By Michael Eatmon
This week, the featured post is authored by Michael Eatmon. Michael’s a career educator. For over 30 years, he’s studied and taught language, philosophy, and theology. What feeds his embodied soul, though, are art, music, poetry, yoga, and the warmth of close friends. He and his wife of 30 years live in central Florida, where they’ve raised four children.
“If you have time this weekend,” my mom eased into her requests, “we’d love to see you. We’d also like you to help us find something. Oh, and did I mention that my computer’s acting up again?”
My parents moved to Florida about 20 years ago to be closer to my family. They could’ve moved nearer to my sister’s family, but that would’ve taken them to southern Europe. My family was not only closer, but it was also home to more of my parents’ grandkids.
I appreciated Mom’s call last Friday. I knew that her words, that she and my dad would love to see me, were sincere. We’ve always had a good relationship, and I enjoy spending time with them. I made the hour drive, intending to share a few meals, swap family updates, and stroll a few yards down memory lane.
I wasn’t in my parents’ house ten minutes before I learned that they wanted my help to find and buy a car. They hadn’t bought one in ten years, and they found the prospect nerve-racking and scary. They had pressing questions, and all were oh-so reasonable. Were they making a wise decision in spending their money like this? Would they be taken advantage of in the sales process? Would their health remain vital enough for long enough to enjoy the purchase? I couldn’t provide answers to such personal questions, but I could help them think through them.
By several hours later, I’d found what they wanted, arranged their finances, and planned for a test drive. Early Saturday morning, we set off for the dealership, a good hour and more away. We were at the dealership from 11 in the morning till 3 in the afternoon. Four hours in a showroom can be trying for anyone.
For a couple of 70-somethings with health challenges, it can prove a real strain. At times, my parents felt physically uncomfortable in the space. More than that, they felt vulnerable in the situation. Facts, figures, pitches, terms, and conditions came at them fast and furious. Sometimes, I caught glimpses of confusion on their faces. Other times, I saw concern.
A few times, my parents deferred to me to answer the salesman’s questions. “Mike,” they’d say to me (only they and my sister refer to me that way), “would you tell him what we talked about?” I was happy to.
As my parents age, opportunities for me to help out, to serve them, grow. I call, text, email, and visit more frequently. I fix them breakfast or drive them to dinner more often. I help Mom up and down curbs more than I used to, and I explain to dad how his phone works, however many times he wants to hear it.

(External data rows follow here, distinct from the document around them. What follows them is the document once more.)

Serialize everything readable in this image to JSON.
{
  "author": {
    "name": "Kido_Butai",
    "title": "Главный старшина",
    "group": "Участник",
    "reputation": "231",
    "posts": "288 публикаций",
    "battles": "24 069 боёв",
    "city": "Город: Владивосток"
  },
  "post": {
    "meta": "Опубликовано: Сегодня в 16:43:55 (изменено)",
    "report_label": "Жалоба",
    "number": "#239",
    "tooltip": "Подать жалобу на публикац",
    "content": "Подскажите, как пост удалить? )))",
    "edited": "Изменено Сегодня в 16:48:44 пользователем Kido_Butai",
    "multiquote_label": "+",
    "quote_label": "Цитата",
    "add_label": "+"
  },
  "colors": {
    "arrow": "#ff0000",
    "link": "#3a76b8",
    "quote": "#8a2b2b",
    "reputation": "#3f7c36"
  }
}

When I left for home Saturday evening, I was exhausted, but grateful. I was thankful for being able to return to my parents a fraction of the investment they’d made in me over the years. Soon after returning home, I hit the sheets. Only half the weekend had passed, but it was already full.
So I thought.
Early Sunday morning, my older daughter called to invite herself over for the day. My wife and I were thrilled that she extended herself the invitation. We hadn’t seen her and my two granddaughters in more than a month, and our hug tank was low.
From the moment they arrived to the minute they left, I was engaged. My head, heart, and hands were moving, touching, giving, receiving. They needed to! Neither granddaughter took a nap while here, and both had the energy of a small sun. Both gave off a sun’s emotional warmth, too, which I basked in.
I picked up, held, and put down my infant granddaughter about a hundred times. Each time, she flashed a wide smile, showing off her two new front teeth. We played several rounds of peekaboo, each round a remarkably new experience for her. And for me. We also played a short, messy game of Let’s Try to Keep the Mushy Banana in Your Mouth. She seemed wildly amused by not playing by the rules, and I chuckled each time I cleaned up the floor.
My older granddaughter and I have had a sweet, special connection for a couple of years. Up until recently, she referred to me as “Dad.” (Her own dad is “Pappa.”) Our times together are rich, warm, connected, and full of laughter. On Sunday, we got in a trip to the park, a yoga session, and a few turns at hide-and-seek. She loves looking for me, and she becomes concerned when she can’t find me after a minute or two. Although I’m a most skillful hider, I delight in being found.
For much of the time the girls were here, our daughter caught up on some sleep. She works so hard to provide for her marriage and family. She’s a beautiful woman, inside and out, and my wife and I couldn’t be prouder.
Soon after the three left for home Sunday afternoon, I sneaked in my own nap. I was exhausted again, but I was again happy. My weekend had proven to be both draining and full … mostly the latter.
As I laid my head on the pillow that night, I mused about the circle of life. I marveled at its ever-surprising rhythms of dusks that follow days that follow dawns. From my pillow, I mused a bit, too, about how such an “ordinary” weekend could afford so encircling a view.
A smile erupting on my face, the answer to my unspoken question came to me. I could see life’s circle, and be so fully present in it, because I’d been standing in its center. From there, young life, old life, my life, renewed life—all are the same distance away.